The expectations for board members have been on a sharp rise for the past two decades. Companies are relying more and more on their directors both inside and outside of meeting settings, and with that dependence comes an often inevitable outcome: boardroom burnout.
Although directors at for-profit companies may feel this strain, it’s especially common among their nonprofit counterparts. Since nonprofit board roles are usually volunteer-based, it’s not uncommon for members to take early or unexpected exits from their positions. Here are some tips for avoiding “boardroom burnout” situations.
Recognize and establish limits
It may sound simple, but if you can’t tackle the extra hours needed to head up a committee or act as the board secretary, politely decline those leadership positions. It’s better to stay in a less demanding role (if you still feel connected to the cause) than it is to leave and force the organization to fill a void.
Do disconnect when you can
We know you’re dedicated to your board service, but nothing will burn you out faster than a nonstop connection to all things board-related. We’re not telling you to ignore important emails or to disregard your board tasks, but we are telling you to take a breather when the pace slows down.
“Disconnecting” doesn’t have to be a full-on vacation, but it should be enough time for you to pursue a hobby, go to a new place, or another activity to clear your mind of board tasks.
The benefits of downtime can’t be overstated: you come back to the office with clear perspective and a fresh sense of purpose.
Don’t let your board meeting prep become a cram session
It’s easy to put board responsibilities off until the week of your next meeting, but that can lead to serious conflicts with your day-to-day job. It can also make your board responsibilities feel more overwhelming than they really are. If your company utilizes a board software product, it’s easy to split up your work throughout the month.

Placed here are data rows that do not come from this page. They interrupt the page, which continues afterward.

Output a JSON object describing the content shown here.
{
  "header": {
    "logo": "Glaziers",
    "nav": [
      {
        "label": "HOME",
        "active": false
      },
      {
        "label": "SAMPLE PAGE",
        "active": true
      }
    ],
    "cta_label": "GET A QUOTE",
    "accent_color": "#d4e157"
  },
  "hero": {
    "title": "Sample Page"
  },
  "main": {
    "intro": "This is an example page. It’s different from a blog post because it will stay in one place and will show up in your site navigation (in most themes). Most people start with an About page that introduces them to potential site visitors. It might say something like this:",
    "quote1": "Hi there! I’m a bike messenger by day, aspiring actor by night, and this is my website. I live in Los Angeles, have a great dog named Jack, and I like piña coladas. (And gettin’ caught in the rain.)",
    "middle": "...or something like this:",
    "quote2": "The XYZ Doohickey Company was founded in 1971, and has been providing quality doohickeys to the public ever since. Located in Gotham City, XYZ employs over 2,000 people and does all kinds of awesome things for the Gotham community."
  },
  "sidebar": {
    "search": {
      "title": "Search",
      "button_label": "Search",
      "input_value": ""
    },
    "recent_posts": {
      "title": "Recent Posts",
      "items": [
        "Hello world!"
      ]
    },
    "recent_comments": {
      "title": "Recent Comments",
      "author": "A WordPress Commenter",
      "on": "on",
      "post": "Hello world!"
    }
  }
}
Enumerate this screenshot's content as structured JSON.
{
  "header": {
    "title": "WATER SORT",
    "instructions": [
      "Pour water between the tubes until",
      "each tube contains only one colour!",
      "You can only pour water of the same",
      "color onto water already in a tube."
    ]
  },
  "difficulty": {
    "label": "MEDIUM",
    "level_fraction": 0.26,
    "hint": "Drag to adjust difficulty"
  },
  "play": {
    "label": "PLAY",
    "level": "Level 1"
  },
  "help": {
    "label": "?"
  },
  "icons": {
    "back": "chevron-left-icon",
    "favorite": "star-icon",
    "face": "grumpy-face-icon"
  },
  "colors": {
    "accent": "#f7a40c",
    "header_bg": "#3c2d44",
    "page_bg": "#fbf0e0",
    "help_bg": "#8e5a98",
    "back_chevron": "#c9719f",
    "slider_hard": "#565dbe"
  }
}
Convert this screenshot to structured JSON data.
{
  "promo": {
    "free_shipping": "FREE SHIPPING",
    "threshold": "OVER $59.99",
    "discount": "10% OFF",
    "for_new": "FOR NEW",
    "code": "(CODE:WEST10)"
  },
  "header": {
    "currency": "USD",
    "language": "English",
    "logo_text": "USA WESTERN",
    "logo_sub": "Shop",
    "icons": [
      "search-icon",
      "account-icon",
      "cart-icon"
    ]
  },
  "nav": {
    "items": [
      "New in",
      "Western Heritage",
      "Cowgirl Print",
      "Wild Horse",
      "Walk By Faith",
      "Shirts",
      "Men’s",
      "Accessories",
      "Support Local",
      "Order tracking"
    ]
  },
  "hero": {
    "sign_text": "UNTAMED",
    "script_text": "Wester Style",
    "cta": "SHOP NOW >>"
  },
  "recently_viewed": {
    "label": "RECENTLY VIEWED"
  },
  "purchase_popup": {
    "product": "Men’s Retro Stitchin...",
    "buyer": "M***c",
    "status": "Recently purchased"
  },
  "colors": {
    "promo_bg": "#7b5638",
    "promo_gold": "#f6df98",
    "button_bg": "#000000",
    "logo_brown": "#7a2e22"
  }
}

Choose two days a week and set aside a couple of hours for meeting preparation. Read over your latest board packet in installments rather than all at once (and let’s be honest, you might skip a few items if you’re trying to do too much at one time).
Build relationships with your fellow directors
You may not be extremely familiar with your colleagues when you begin your board service, but it will definitely help you in the long run if you get to know them outside of meeting times. Plan lunches to learn about them one-on-one. This is also a great way to gauge interest in ideas you may have for future growth or to develop more advocates for your areas of concern.